Nonsurgical Mx of cervical resorption in a molar with a 2-yr
Invasive cervical resorption (ICR) is a relatively uncommon form of external tooth resorption, characterized by an invasive nature. It is usually painless and detection of lesions is often made incidentally.

The present case paper describes the successful treatment of ICR in mandibular first molar by nonsurgical approach and follow-up by means of CBCT. An 18-year-old patient was referred with a complaint of unusual radiolucency in the mesial cervical area of tooth #19 with unknown etiology. CBCT was performed to assess the extent of the lesion in three spatial levels and diagnosis of Heithersay class III ICR was made. This case presented with ICR (Heithersay class III) on tooth #19.

Nonsurgical root canal treatment and removal of the lesion from the coronal access was performed; the resorptive defect was filled with dual-cure, self-adhesive, resin-modified glass ionomer cement (RMGIC); 6-month follow-up X-ray film showed no changes at the lesion site and tooth was asymptomatic; 1-year follow-up X-ray film showed slight mesial bone loss and a probing depth of 3 mm; finally, 2-year follow-up CBCT images showed no recurrence and no further bone destruction at the lesion site.

The intraoral radiographs revealed the resorptive changes in two dimensions; therefore, the actual extent and location of the lesions are not fully understood.
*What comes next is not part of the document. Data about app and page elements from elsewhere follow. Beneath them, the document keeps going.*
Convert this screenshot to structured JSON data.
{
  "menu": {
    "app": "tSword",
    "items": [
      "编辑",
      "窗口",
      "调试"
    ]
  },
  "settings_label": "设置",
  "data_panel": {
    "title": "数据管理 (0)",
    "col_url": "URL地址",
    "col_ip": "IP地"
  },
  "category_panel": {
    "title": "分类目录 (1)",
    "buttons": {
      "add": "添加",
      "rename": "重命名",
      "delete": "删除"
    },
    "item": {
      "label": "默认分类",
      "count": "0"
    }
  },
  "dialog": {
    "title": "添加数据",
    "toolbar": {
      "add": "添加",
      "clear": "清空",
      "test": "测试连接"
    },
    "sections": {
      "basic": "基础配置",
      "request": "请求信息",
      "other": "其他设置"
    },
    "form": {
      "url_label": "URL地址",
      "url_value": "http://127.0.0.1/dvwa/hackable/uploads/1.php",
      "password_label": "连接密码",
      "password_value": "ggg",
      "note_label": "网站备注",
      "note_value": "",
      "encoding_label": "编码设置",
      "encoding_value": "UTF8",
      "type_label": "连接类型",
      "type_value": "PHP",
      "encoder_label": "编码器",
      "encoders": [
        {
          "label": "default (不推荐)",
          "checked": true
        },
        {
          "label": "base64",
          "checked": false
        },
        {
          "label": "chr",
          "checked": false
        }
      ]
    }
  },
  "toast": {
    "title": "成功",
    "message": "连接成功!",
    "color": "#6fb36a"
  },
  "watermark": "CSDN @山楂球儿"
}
On the contrary, CBCT is a very useful tool to achieve a proper diagnosis; it detects the extent of the defect more accurately and hence, improves the treatment outcomes of ICR.

Clinical significance:
-The ICR is usually seen as a late complication to traumatic injuries of the teeth; it is essential, therefore, that the patients who were exposed to situations that can damage the integrity of periodontal tissue need to have careful periodic recalls and X-ray examinations

Read in detail here: